■ Exercise description
Your answer should hold every line of the records below that contains the string "Tweaker".

■ Data supplied
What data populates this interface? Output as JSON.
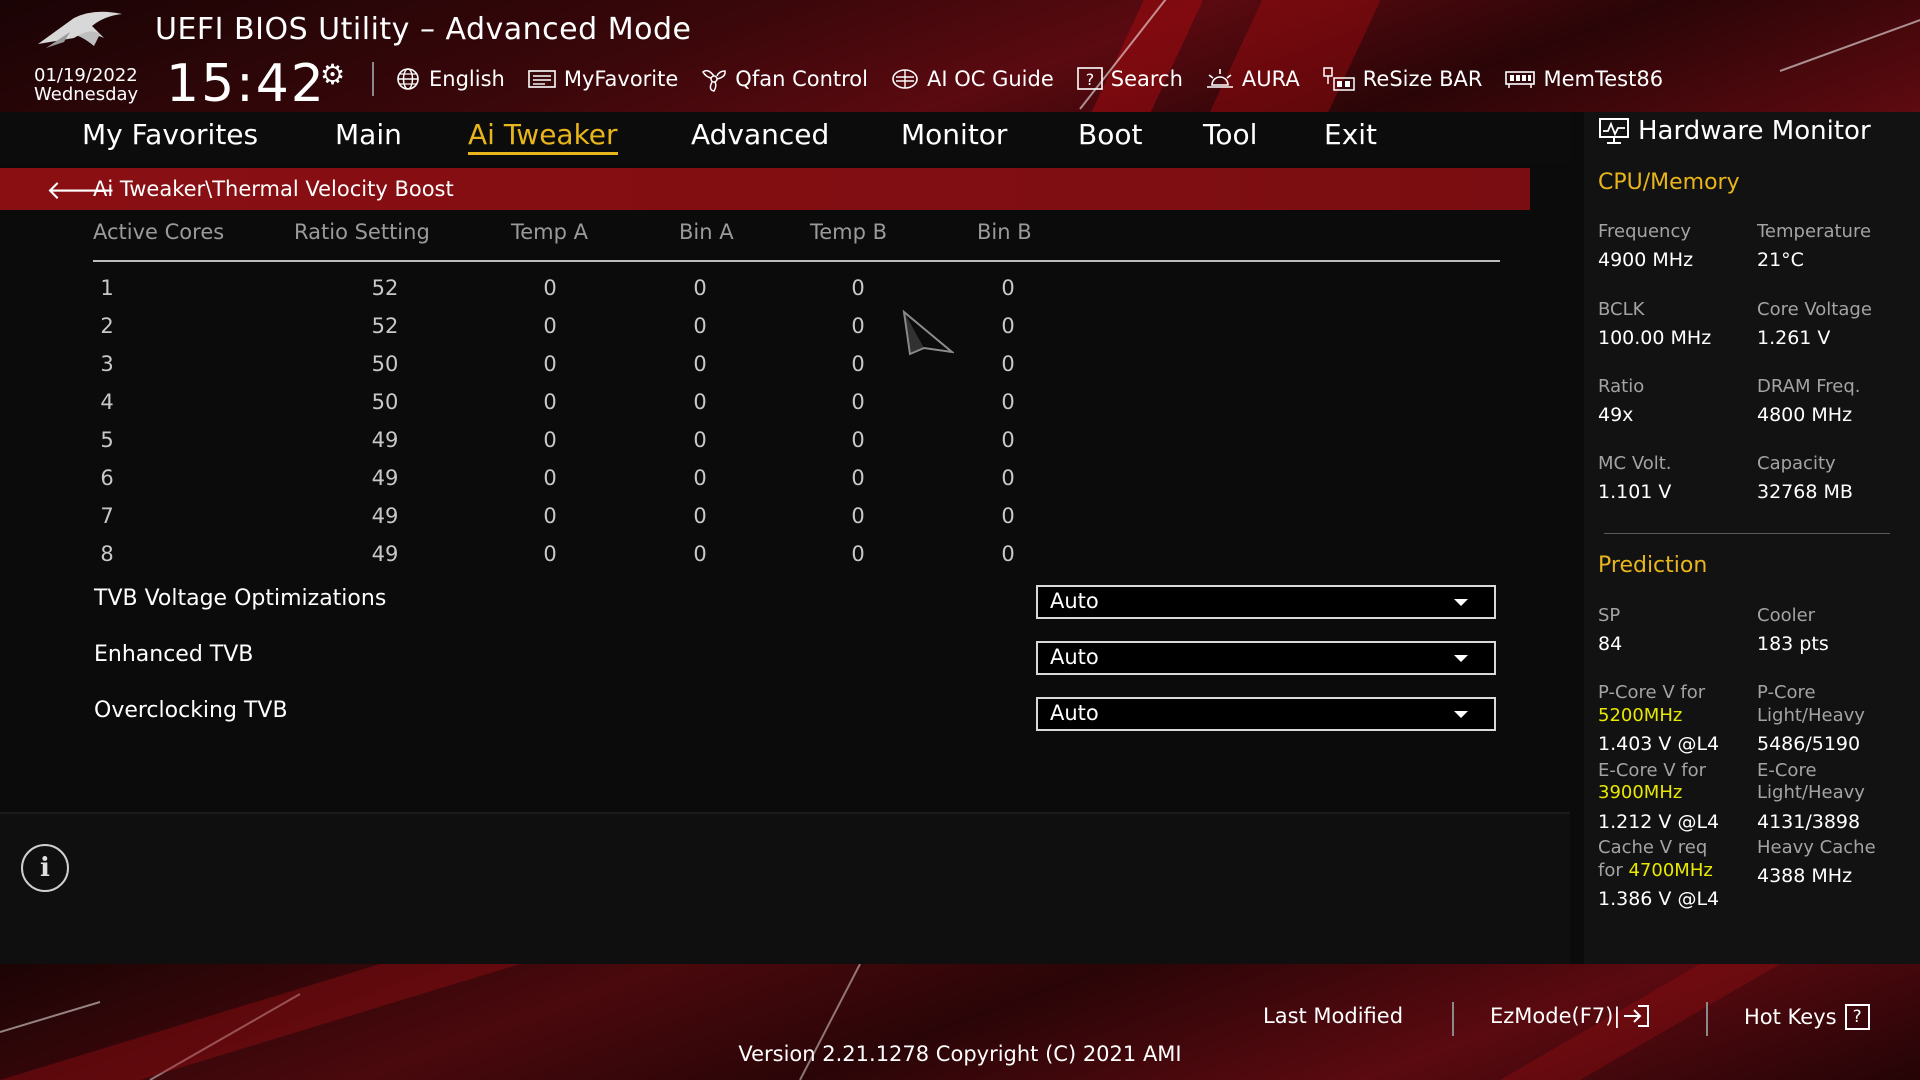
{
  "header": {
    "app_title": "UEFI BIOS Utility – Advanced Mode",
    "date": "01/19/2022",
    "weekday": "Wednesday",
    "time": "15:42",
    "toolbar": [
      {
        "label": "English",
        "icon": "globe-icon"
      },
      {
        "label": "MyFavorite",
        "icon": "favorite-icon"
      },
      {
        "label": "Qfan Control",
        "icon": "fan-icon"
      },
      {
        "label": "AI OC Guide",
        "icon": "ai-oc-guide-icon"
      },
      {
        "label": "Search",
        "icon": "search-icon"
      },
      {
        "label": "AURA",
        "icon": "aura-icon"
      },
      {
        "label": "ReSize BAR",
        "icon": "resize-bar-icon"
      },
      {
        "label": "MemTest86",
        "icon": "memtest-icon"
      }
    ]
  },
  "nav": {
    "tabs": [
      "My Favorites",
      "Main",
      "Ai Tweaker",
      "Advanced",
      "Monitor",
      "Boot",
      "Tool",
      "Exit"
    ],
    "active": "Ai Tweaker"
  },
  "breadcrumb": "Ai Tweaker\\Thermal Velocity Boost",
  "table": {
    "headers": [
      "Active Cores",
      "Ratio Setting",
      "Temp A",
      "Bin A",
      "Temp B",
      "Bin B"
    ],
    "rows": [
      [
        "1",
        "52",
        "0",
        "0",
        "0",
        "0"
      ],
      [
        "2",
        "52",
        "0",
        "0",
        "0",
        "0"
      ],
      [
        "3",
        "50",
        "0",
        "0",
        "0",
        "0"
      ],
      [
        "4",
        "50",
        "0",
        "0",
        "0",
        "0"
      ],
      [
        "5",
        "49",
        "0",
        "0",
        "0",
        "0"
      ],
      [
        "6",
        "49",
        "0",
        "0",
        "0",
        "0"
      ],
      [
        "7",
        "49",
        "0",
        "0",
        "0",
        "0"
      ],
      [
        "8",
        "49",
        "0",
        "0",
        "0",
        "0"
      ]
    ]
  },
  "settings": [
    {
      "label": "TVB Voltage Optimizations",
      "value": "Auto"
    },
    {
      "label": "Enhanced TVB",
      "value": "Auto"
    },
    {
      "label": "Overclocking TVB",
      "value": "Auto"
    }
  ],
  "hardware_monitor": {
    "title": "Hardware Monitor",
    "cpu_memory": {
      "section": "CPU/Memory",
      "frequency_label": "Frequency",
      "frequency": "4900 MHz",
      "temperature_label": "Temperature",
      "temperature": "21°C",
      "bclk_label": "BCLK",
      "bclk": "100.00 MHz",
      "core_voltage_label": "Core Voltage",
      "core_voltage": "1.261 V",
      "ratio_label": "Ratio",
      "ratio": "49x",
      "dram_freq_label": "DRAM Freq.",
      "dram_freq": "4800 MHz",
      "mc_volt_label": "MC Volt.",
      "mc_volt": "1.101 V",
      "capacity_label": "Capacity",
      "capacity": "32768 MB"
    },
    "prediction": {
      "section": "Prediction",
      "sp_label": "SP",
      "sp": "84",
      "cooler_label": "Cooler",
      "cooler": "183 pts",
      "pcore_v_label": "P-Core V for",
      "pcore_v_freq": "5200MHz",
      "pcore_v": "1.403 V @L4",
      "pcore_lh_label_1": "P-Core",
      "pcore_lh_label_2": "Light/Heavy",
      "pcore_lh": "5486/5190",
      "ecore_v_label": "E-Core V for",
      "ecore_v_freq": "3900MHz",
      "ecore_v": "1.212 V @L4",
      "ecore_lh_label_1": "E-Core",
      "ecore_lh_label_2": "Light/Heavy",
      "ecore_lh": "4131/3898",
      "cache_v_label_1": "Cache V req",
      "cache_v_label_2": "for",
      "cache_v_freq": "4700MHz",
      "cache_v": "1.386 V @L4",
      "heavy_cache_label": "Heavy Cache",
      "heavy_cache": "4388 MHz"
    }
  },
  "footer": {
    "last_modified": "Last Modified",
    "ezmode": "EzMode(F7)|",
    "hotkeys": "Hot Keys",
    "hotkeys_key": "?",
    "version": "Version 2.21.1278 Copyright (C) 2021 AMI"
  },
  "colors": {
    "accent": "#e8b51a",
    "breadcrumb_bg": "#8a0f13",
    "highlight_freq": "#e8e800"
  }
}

■ Your solution
      "Ai Tweaker",
    "active": "Ai Tweaker"
  "breadcrumb": "Ai Tweaker\\Thermal Velocity Boost",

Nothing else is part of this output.